AIM OF THE EXERCISE: Please copy every line below that contains the string "mjoelnir".

EXCERPTED RECORDS:

------------------------------------------------

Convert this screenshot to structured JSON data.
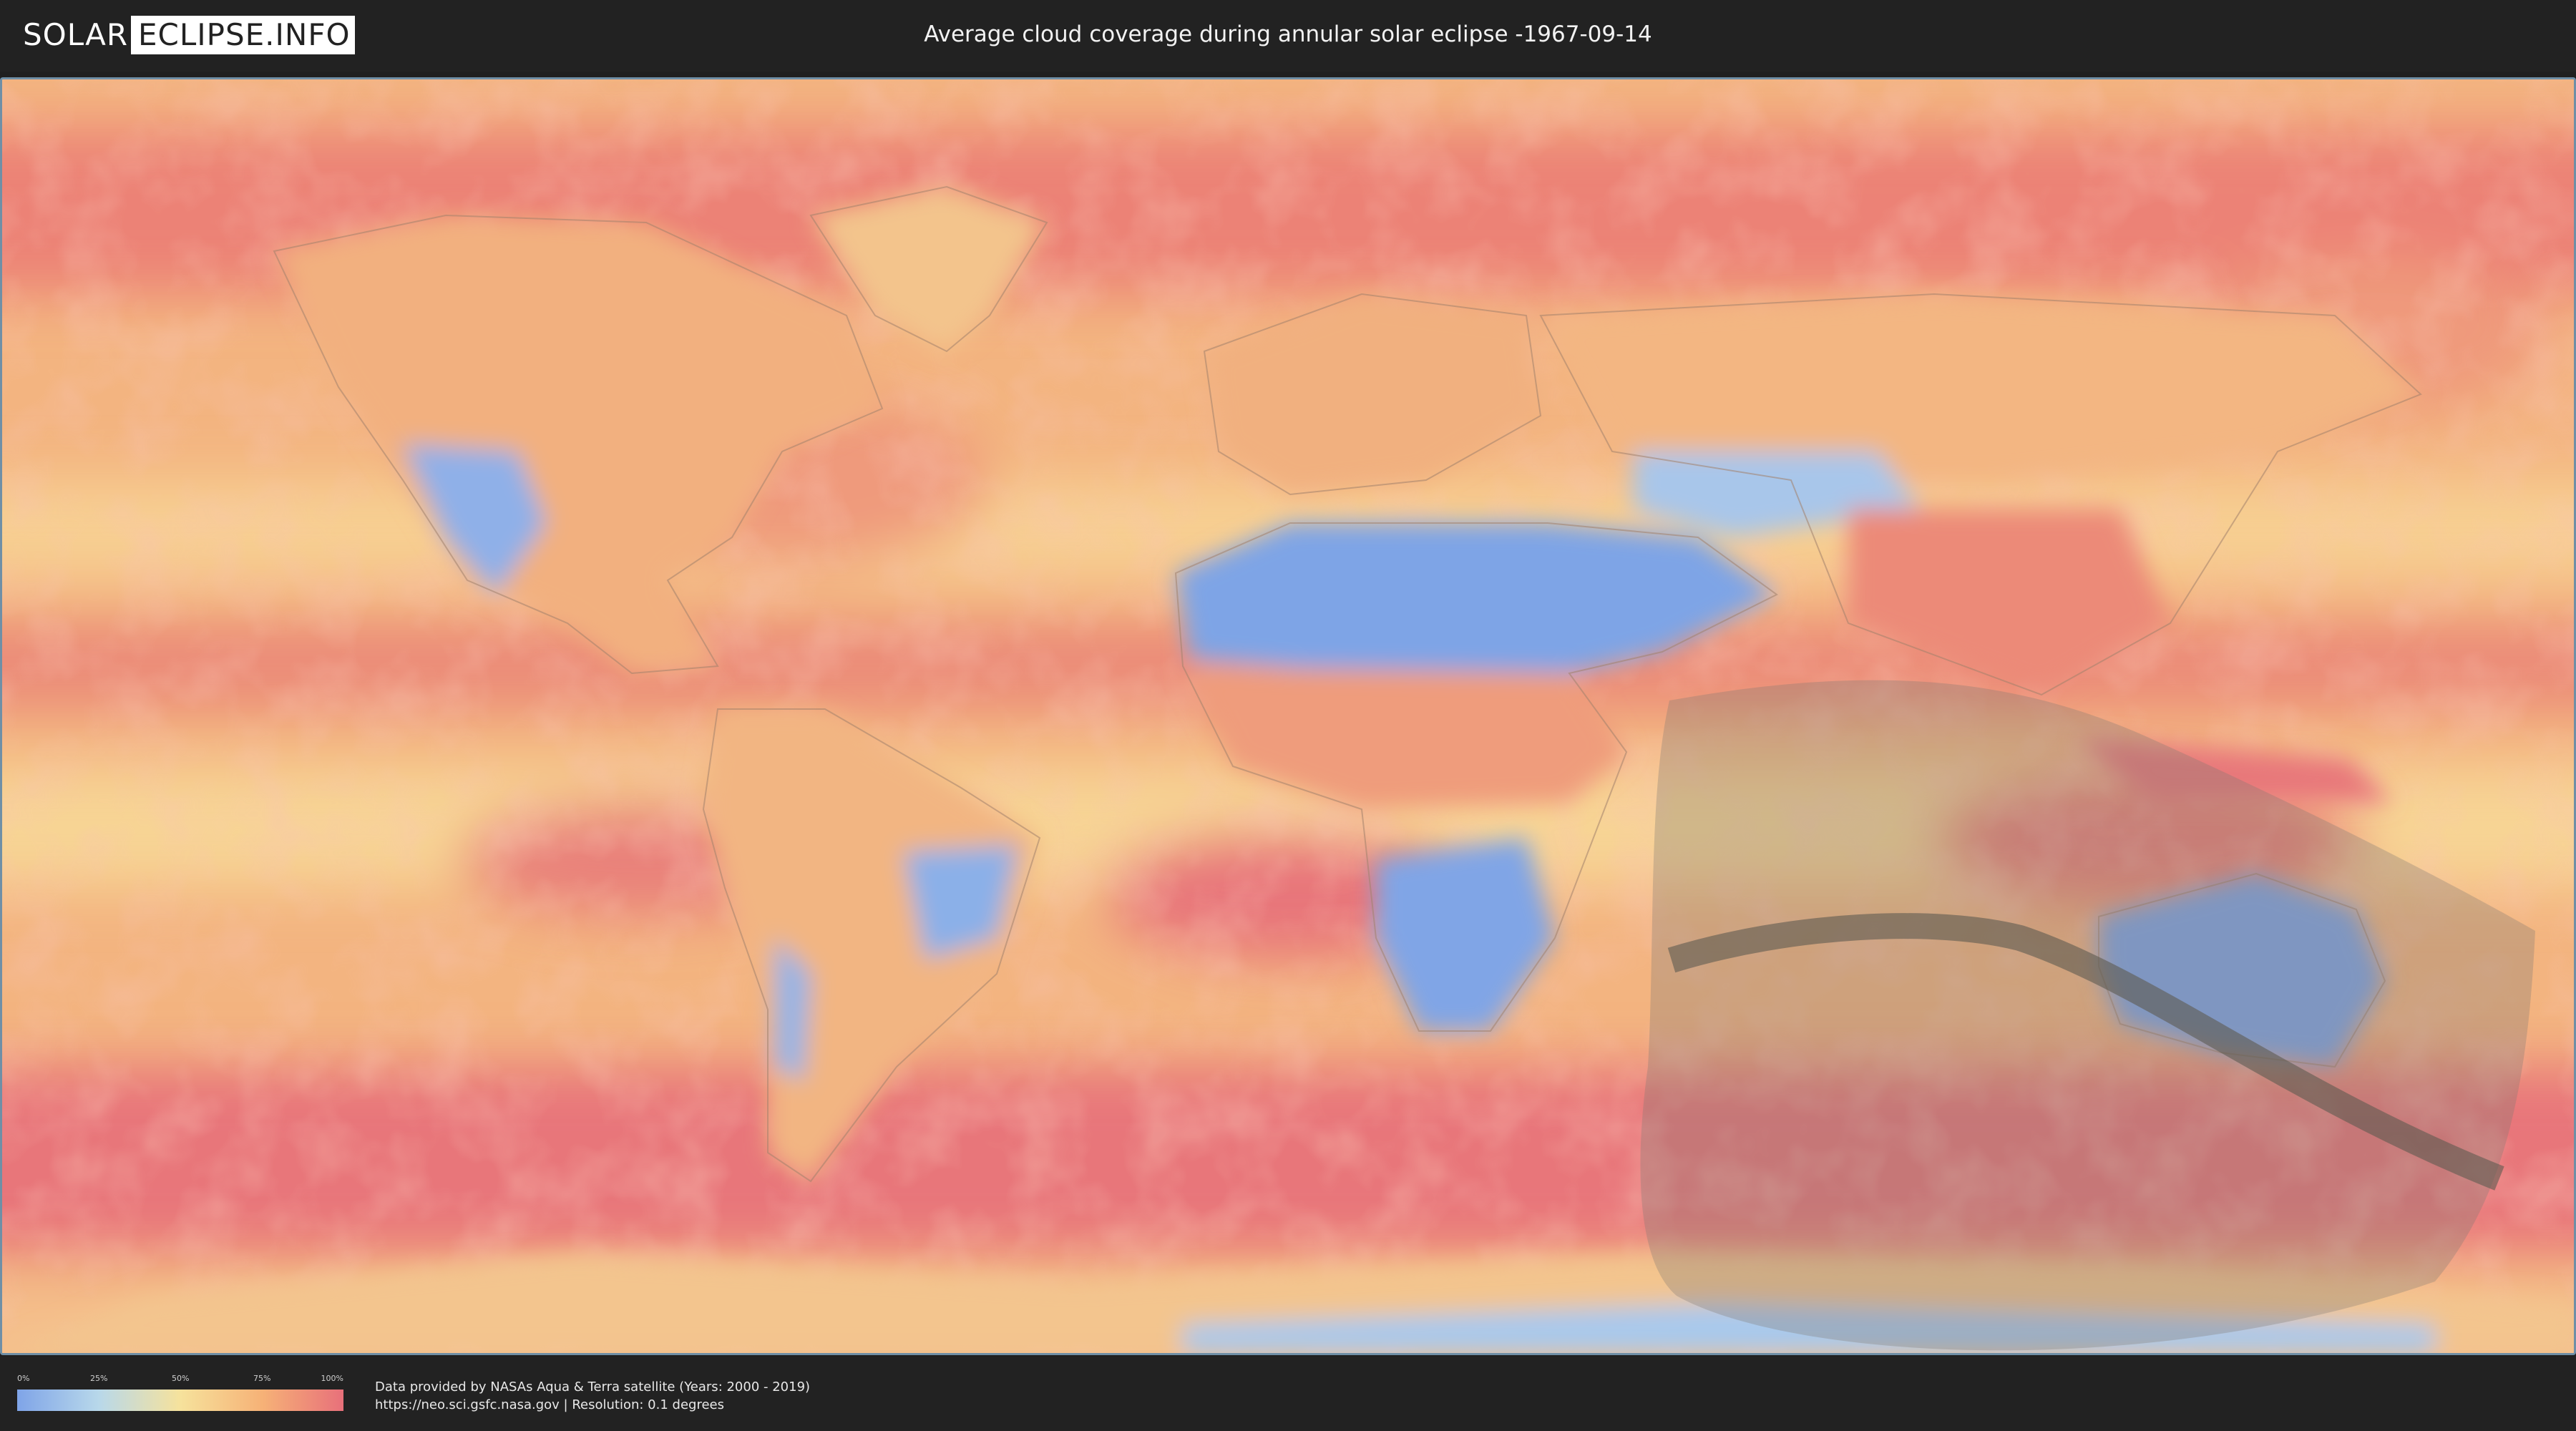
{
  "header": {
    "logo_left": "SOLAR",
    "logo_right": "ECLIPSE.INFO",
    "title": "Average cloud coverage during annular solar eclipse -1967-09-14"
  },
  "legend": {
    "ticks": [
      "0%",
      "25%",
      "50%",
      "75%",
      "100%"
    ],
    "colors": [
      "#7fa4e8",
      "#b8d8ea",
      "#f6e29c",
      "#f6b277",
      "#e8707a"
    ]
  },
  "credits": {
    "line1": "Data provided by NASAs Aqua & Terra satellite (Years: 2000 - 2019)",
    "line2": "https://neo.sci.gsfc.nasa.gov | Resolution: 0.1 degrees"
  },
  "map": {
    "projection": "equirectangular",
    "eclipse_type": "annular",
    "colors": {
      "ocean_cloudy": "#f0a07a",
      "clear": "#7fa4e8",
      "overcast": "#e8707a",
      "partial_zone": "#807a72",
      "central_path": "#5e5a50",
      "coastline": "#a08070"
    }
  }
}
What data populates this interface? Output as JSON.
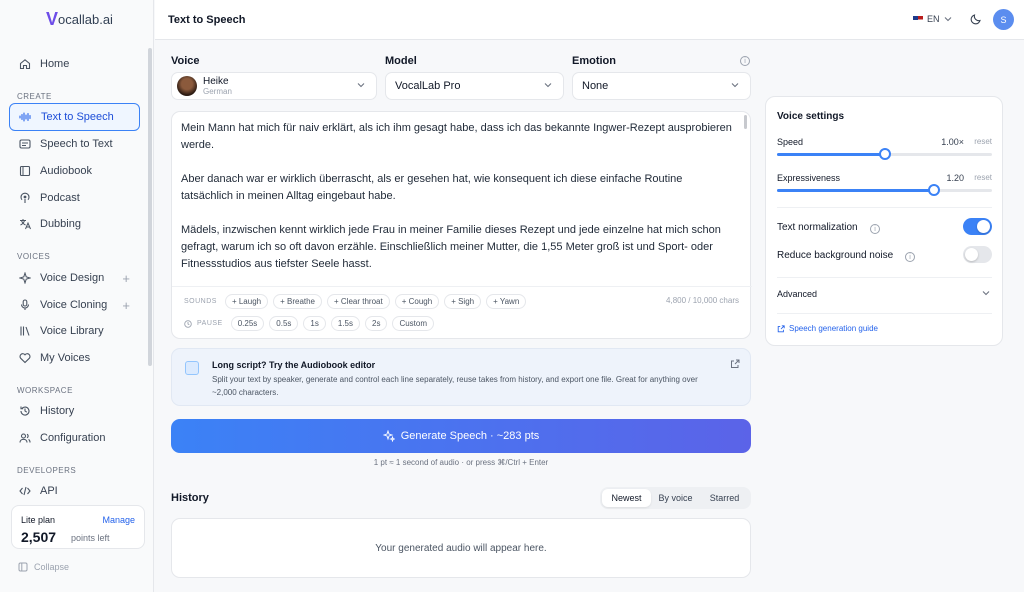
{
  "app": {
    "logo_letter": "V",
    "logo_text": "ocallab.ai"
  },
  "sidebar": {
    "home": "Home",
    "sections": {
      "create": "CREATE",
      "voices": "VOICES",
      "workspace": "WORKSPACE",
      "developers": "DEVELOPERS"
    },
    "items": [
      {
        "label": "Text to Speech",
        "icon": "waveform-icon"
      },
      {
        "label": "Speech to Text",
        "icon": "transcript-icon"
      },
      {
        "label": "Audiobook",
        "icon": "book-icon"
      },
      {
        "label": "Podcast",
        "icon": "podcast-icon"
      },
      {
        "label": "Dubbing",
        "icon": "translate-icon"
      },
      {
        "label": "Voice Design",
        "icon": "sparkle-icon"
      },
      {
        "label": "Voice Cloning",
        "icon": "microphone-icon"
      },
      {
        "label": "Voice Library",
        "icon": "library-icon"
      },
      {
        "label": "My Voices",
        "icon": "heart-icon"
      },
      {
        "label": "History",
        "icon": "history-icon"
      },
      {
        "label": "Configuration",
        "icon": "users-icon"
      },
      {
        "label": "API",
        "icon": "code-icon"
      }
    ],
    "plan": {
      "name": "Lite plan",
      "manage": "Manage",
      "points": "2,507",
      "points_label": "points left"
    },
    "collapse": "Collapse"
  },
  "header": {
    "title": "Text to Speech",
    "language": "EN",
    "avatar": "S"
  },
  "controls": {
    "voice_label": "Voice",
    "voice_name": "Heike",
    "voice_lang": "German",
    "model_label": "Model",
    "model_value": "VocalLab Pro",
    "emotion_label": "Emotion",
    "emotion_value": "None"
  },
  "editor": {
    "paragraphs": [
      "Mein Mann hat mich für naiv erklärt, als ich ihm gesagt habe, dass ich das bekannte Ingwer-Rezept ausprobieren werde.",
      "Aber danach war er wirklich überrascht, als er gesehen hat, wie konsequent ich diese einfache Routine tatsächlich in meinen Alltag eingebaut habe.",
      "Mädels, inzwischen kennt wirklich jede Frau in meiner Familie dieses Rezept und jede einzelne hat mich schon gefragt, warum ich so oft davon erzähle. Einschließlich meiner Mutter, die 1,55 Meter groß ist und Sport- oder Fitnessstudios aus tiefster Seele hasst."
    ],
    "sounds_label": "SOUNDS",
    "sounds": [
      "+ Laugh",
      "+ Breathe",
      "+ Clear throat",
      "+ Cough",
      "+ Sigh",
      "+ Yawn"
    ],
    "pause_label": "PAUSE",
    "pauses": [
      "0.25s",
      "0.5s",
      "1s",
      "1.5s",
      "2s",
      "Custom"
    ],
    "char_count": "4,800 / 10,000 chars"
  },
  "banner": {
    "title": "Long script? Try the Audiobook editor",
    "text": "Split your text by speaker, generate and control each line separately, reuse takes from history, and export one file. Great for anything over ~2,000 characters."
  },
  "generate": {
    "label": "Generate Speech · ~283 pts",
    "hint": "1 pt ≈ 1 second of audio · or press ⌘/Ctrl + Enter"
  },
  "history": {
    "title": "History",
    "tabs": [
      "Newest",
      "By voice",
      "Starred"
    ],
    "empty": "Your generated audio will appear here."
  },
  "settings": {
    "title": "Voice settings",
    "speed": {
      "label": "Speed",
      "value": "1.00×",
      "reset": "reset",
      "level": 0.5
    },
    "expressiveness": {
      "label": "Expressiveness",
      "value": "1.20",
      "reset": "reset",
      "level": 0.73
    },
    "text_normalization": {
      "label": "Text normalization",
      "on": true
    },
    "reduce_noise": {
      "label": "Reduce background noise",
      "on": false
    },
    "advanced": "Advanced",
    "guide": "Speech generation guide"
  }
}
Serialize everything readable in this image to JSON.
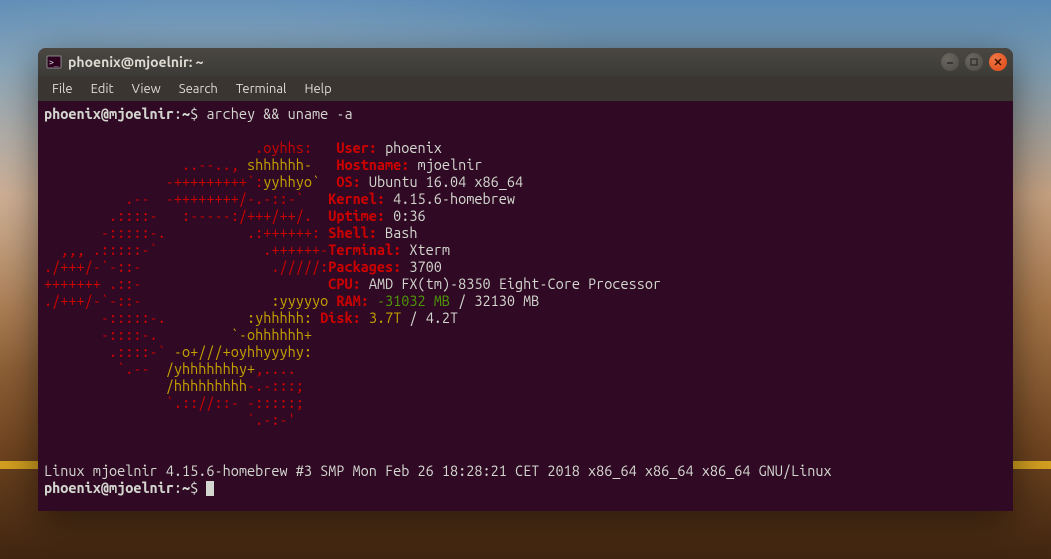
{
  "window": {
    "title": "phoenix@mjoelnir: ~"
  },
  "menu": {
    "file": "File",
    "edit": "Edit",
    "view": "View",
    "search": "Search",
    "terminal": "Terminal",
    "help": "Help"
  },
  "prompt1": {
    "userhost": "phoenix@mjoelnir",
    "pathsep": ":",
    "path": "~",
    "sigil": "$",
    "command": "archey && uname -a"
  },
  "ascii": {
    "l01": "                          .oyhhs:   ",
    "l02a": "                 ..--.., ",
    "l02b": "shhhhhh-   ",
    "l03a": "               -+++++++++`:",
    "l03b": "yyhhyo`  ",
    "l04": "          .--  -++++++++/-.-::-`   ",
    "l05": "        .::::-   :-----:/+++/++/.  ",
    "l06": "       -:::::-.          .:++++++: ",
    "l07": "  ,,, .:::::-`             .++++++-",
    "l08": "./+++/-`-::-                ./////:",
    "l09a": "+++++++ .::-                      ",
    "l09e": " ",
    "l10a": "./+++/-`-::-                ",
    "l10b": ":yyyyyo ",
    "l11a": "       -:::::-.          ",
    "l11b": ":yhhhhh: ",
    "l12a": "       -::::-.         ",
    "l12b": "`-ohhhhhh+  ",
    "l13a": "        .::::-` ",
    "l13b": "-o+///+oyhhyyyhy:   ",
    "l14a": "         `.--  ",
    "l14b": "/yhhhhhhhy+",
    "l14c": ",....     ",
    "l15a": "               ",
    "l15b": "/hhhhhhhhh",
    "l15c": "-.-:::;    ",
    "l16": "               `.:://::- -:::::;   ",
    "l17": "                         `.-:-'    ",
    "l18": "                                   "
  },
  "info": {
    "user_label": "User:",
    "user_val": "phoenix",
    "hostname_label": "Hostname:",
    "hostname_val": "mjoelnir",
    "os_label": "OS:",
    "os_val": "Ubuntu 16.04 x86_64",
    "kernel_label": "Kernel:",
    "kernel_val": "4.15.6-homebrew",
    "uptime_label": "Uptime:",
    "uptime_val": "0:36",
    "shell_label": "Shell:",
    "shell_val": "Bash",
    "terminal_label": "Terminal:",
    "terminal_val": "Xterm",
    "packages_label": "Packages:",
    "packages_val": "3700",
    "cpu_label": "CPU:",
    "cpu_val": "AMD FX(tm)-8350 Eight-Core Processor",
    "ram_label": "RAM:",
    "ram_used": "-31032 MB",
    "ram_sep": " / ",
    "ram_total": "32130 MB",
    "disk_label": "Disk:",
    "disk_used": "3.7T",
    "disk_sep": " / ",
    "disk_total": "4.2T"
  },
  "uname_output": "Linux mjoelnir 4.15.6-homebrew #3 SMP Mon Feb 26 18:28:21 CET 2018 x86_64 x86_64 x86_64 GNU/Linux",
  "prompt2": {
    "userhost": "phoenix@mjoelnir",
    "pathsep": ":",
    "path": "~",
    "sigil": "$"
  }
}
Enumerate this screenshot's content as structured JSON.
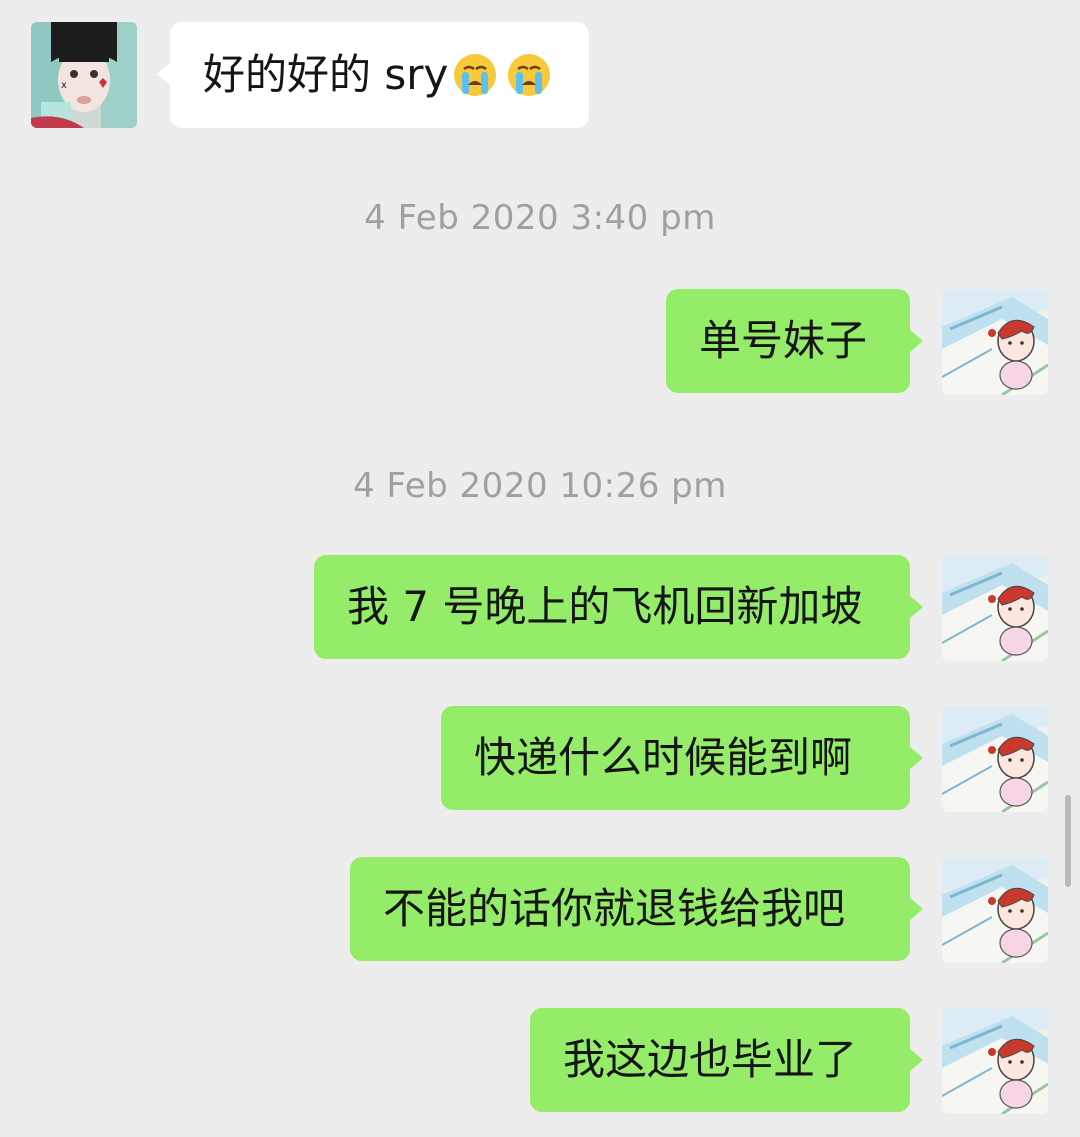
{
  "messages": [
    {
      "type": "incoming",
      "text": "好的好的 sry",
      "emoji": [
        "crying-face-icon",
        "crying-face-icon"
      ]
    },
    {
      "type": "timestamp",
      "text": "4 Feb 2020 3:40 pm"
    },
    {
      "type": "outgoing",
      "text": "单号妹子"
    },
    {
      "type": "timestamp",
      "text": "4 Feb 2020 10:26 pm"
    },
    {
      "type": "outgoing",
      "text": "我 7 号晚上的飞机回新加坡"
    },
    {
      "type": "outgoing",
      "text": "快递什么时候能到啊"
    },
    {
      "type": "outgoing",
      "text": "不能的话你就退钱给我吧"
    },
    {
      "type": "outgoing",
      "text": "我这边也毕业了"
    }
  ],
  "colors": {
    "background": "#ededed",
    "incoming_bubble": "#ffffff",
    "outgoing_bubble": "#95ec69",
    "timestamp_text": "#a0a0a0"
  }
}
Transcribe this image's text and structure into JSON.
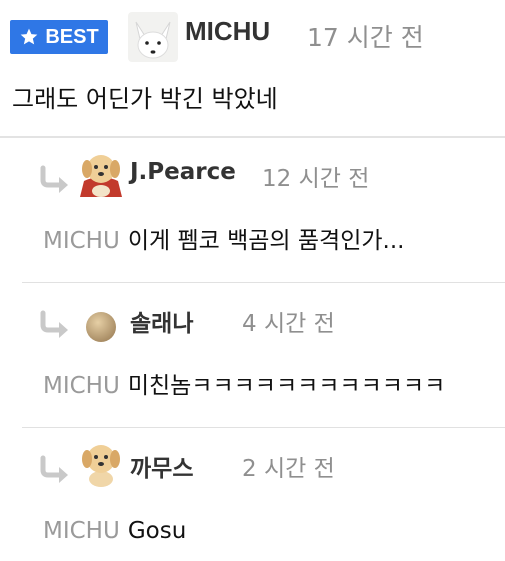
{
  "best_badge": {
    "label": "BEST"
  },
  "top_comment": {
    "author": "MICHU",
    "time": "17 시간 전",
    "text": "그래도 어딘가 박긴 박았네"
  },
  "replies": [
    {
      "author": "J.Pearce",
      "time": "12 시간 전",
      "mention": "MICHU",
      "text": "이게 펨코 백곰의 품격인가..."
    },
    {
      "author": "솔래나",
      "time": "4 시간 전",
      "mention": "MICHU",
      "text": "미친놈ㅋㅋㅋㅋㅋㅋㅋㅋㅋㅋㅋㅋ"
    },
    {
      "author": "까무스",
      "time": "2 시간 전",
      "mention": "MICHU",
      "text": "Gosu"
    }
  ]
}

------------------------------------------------

ANSWER BOX:
    "title": "phoenix@mjoelnir: ~"
    "userhost": "phoenix@mjoelnir",
    "hostname_val": "mjoelnir",
  "uname_output": "Linux mjoelnir 4.15.6-homebrew #3 SMP Mon Feb 26 18:28:21 CET 2018 x86_64 x86_64 x86_64 GNU/Linux",
    "userhost": "phoenix@mjoelnir",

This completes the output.